#### Your task:
Gather every line below where "Lokal" appears.

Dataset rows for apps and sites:
##############################

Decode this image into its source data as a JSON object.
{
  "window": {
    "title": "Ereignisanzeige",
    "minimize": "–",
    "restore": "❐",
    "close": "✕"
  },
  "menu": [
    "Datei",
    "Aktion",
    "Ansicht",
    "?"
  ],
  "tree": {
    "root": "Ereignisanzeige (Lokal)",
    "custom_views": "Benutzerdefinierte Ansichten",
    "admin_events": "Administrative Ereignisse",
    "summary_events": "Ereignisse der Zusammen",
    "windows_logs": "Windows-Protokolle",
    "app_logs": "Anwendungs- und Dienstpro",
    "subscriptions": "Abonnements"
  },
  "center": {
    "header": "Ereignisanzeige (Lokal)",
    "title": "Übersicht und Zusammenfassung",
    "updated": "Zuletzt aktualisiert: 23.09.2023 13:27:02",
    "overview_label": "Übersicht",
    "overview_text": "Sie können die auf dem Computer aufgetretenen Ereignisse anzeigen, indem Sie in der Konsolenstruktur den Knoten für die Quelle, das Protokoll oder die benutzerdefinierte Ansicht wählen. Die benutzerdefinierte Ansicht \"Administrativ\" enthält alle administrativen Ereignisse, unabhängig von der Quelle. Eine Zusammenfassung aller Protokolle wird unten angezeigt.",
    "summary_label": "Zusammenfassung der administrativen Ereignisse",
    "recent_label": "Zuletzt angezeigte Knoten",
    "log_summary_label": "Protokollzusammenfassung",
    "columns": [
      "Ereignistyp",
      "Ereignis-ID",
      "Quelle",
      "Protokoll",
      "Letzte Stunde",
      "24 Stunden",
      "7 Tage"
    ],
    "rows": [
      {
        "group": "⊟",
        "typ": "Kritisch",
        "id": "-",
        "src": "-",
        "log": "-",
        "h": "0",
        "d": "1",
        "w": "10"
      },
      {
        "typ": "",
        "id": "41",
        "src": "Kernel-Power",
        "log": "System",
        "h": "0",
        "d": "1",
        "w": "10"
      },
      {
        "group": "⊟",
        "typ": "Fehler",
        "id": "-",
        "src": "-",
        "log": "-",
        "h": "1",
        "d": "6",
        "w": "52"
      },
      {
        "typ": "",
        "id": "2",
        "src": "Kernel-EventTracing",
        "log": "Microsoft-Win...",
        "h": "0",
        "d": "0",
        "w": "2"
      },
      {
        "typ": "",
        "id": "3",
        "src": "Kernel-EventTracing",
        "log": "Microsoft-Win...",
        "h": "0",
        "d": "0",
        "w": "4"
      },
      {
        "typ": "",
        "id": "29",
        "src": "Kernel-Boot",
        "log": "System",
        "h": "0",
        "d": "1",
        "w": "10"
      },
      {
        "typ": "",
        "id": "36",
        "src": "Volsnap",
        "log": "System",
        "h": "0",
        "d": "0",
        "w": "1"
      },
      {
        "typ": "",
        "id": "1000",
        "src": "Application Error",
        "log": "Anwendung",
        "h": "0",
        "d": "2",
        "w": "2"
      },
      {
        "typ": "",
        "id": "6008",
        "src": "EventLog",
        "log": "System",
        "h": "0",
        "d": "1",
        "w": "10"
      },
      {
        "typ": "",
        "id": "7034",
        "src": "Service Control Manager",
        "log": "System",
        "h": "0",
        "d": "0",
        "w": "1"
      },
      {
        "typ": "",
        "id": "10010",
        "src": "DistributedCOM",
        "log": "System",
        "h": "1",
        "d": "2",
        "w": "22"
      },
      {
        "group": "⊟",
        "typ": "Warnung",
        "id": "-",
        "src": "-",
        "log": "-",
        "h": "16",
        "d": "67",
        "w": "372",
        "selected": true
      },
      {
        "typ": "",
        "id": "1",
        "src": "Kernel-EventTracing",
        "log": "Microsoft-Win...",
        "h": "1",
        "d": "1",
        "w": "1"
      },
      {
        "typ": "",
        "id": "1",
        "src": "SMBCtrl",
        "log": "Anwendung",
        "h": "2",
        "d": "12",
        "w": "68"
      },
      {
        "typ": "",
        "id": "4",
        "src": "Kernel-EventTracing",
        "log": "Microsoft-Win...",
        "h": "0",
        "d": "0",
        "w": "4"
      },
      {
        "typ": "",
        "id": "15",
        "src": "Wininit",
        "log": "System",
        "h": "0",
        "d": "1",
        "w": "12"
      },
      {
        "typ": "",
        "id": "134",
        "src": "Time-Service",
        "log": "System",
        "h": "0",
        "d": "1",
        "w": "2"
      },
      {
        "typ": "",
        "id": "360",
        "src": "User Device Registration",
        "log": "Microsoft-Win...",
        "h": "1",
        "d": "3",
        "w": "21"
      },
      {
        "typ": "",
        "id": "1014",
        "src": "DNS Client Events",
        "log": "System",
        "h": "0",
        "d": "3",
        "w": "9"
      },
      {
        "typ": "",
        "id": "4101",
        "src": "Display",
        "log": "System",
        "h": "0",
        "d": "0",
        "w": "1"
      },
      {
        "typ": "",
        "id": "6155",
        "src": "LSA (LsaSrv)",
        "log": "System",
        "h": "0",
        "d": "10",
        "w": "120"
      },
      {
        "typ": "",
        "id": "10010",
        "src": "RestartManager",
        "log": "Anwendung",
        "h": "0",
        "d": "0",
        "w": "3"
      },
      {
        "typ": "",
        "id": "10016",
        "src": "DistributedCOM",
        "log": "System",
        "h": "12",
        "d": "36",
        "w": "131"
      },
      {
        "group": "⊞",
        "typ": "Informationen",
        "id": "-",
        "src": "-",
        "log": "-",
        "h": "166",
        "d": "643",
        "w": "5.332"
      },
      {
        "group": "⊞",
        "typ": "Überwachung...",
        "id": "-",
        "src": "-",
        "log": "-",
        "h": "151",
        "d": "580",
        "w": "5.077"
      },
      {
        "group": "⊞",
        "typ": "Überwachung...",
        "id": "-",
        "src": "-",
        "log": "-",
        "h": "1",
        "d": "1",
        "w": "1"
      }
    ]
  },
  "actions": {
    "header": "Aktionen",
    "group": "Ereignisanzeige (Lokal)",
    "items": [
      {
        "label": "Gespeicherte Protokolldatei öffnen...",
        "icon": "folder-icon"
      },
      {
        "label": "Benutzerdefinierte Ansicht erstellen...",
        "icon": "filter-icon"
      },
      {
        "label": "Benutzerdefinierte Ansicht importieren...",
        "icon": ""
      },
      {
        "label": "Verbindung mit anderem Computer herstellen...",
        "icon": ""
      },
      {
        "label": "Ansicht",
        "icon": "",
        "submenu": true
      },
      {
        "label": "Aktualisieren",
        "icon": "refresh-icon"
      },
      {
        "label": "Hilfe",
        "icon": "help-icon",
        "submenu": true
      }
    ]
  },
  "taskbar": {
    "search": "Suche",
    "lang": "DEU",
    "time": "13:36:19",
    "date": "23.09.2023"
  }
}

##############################

#### Solved problem:
    "root": "Ereignisanzeige (Lokal)",
    "header": "Ereignisanzeige (Lokal)",
    "group": "Ereignisanzeige (Lokal)",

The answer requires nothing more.